- A “clean vehicle,” which means a vehicle with a battery capacity of 4-7 kilowatt hours with an MSRP of less than $55,000.
- A used “clean vehicle” bought for $25,000 or less.
- A pickup truck or SUV with an MSRP of less than $80,000.
3. EV Tax Credit Year
Customers can claim the tax credit the year they take delivery of the EV. The calculation used to determine the credit’s exact amount takes into account the sourcing and assembly of the car.
4. A Purchase Discount Option in 2024
Starting in 2024, customers can take the tax credit as an up-front discount at the time of purchase. This strategy means the customer transfers the credit to the dealer for tax purposes.
5. EV Tax Credit Income Limit
The IRA also sets an income cap limit. Customers will be ineligible for the EV tax credit if they meet one of the following criteria.

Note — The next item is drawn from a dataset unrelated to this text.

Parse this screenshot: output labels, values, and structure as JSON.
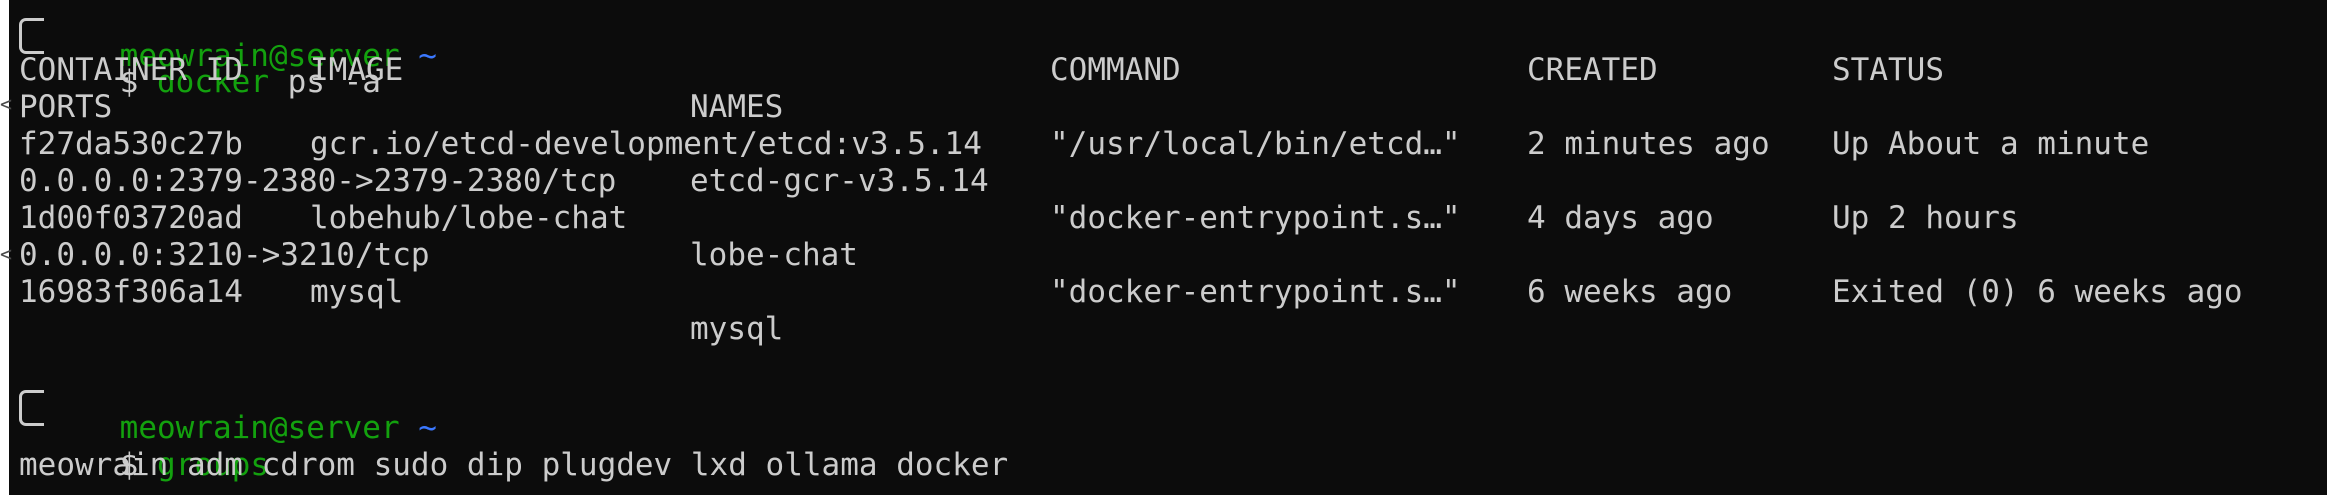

- A customer filing as single with a gross income of $150,000 or more.
- A married couple filing jointly with a combined income of $300,000 or more.
- A head of household making $225,000 or more.
6. EVs Purchased in 2022
The IRA does provide some relief for EV customers who had legally binding written commitments from 2022 to buy EVs delivered after these provisions went into effect.
More specifically, a customer who bought an EV before the IRA took effect (August 16, 2022) and meets the other requirements for the prior EV tax credit can still claim the credit based on those older rules.
For customers who purchased their EV between August 16 and December 31, 2022, the regulations for collecting the EV tax credit before the IRA was into effect still hold if they bought and took ownership of the EV between these dates.
7. Reclassification of SUVs
The IRS released new guidance stating that it will now use criteria based on the Environmental Protection Agency’s (EPA) Fuel Economy Labeling Standard to determine whether a vehicle is a car or an SUV. This change is in response to ongoing confusion surrounding vehicle classification.
Dealers must understand that this has implications for consumers because it makes some SUVs eligible for an EV tax credit when they previously were not.
Understanding EV Tax Credits Might Require Partnering with an Expert
EV tax credits are a critical factor sales teams must understand when discussing a potential purchase with a customer. These incentives can significantly reduce the upfront cost of an EV, making it more accessible, cost-effective, and (ultimately) appealing to consumers.
Additionally, it’s important to note that these incentives can change over time, so staying up to date with the latest policies and regulations is crucial. Communicating any updated EV tax credit incentives to prospective buyers can help them save money and contribute to a cleaner, greener planet.
All | February 08, 2024